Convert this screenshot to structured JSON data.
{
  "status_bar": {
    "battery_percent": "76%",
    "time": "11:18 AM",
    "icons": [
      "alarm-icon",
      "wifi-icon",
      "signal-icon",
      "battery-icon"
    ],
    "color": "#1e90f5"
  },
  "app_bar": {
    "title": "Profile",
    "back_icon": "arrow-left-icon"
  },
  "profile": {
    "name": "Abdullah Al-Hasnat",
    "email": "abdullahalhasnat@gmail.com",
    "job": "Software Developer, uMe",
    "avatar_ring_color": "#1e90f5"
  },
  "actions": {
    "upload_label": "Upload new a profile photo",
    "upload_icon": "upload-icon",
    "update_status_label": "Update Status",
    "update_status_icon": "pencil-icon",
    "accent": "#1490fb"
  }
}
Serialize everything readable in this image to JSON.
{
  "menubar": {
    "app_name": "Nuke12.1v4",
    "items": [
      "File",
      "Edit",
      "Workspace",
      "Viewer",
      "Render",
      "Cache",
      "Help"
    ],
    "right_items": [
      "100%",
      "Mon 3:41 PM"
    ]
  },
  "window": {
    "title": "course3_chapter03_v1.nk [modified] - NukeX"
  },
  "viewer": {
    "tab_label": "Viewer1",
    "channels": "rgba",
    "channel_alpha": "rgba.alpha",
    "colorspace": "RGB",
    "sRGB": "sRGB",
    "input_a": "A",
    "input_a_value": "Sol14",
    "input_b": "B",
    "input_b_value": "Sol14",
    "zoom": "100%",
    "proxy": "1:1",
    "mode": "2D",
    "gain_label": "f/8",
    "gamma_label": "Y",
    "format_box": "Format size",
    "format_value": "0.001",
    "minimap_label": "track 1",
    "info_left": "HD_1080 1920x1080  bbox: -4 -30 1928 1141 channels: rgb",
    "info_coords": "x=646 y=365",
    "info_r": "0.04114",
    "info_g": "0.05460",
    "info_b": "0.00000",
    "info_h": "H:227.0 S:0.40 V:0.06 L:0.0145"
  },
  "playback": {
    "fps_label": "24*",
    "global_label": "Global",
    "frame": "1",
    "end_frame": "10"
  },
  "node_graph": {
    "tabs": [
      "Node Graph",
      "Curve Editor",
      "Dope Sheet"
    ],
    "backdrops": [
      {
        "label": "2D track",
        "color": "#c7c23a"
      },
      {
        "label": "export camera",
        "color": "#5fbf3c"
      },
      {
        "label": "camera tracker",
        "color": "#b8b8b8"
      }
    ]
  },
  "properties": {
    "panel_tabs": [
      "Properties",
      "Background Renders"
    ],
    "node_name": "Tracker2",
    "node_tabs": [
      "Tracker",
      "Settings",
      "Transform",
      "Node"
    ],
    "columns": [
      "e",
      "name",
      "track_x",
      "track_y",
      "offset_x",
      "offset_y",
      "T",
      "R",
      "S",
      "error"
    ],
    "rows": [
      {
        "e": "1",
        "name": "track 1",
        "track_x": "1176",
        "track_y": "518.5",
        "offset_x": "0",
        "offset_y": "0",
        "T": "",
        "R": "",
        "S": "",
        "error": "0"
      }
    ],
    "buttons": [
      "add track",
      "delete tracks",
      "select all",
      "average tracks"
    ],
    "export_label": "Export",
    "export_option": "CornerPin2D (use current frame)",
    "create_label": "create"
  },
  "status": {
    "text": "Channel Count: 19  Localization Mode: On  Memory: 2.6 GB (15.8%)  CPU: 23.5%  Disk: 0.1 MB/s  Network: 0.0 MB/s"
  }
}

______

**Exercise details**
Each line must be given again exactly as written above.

**Result for this exercise**
Convert this screenshot to structured JSON data.
{
  "status_bar": {
    "battery_percent": "76%",
    "time": "11:18 AM",
    "icons": [
      "alarm-icon",
      "wifi-icon",
      "signal-icon",
      "battery-icon"
    ],
    "color": "#1e90f5"
  },
  "app_bar": {
    "title": "Profile",
    "back_icon": "arrow-left-icon"
  },
  "profile": {
    "name": "Abdullah Al-Hasnat",
    "email": "abdullahalhasnat@gmail.com",
    "job": "Software Developer, uMe",
    "avatar_ring_color": "#1e90f5"
  },
  "actions": {
    "upload_label": "Upload new a profile photo",
    "upload_icon": "upload-icon",
    "update_status_label": "Update Status",
    "update_status_icon": "pencil-icon",
    "accent": "#1490fb"
  }
}
Serialize everything readable in this image to JSON.
{
  "menubar": {
    "app_name": "Nuke12.1v4",
    "items": [
      "File",
      "Edit",
      "Workspace",
      "Viewer",
      "Render",
      "Cache",
      "Help"
    ],
    "right_items": [
      "100%",
      "Mon 3:41 PM"
    ]
  },
  "window": {
    "title": "course3_chapter03_v1.nk [modified] - NukeX"
  },
  "viewer": {
    "tab_label": "Viewer1",
    "channels": "rgba",
    "channel_alpha": "rgba.alpha",
    "colorspace": "RGB",
    "sRGB": "sRGB",
    "input_a": "A",
    "input_a_value": "Sol14",
    "input_b": "B",
    "input_b_value": "Sol14",
    "zoom": "100%",
    "proxy": "1:1",
    "mode": "2D",
    "gain_label": "f/8",
    "gamma_label": "Y",
    "format_box": "Format size",
    "format_value": "0.001",
    "minimap_label": "track 1",
    "info_left": "HD_1080 1920x1080  bbox: -4 -30 1928 1141 channels: rgb",
    "info_coords": "x=646 y=365",
    "info_r": "0.04114",
    "info_g": "0.05460",
    "info_b": "0.00000",
    "info_h": "H:227.0 S:0.40 V:0.06 L:0.0145"
  },
  "playback": {
    "fps_label": "24*",
    "global_label": "Global",
    "frame": "1",
    "end_frame": "10"
  },
  "node_graph": {
    "tabs": [
      "Node Graph",
      "Curve Editor",
      "Dope Sheet"
    ],
    "backdrops": [
      {
        "label": "2D track",
        "color": "#c7c23a"
      },
      {
        "label": "export camera",
        "color": "#5fbf3c"
      },
      {
        "label": "camera tracker",
        "color": "#b8b8b8"
      }
    ]
  },
  "properties": {
    "panel_tabs": [
      "Properties",
      "Background Renders"
    ],
    "node_name": "Tracker2",
    "node_tabs": [
      "Tracker",
      "Settings",
      "Transform",
      "Node"
    ],
    "columns": [
      "e",
      "name",
      "track_x",
      "track_y",
      "offset_x",
      "offset_y",
      "T",
      "R",
      "S",
      "error"
    ],
    "rows": [
      {
        "e": "1",
        "name": "track 1",
        "track_x": "1176",
        "track_y": "518.5",
        "offset_x": "0",
        "offset_y": "0",
        "T": "",
        "R": "",
        "S": "",
        "error": "0"
      }
    ],
    "buttons": [
      "add track",
      "delete tracks",
      "select all",
      "average tracks"
    ],
    "export_label": "Export",
    "export_option": "CornerPin2D (use current frame)",
    "create_label": "create"
  },
  "status": {
    "text": "Channel Count: 19  Localization Mode: On  Memory: 2.6 GB (15.8%)  CPU: 23.5%  Disk: 0.1 MB/s  Network: 0.0 MB/s"
  }
}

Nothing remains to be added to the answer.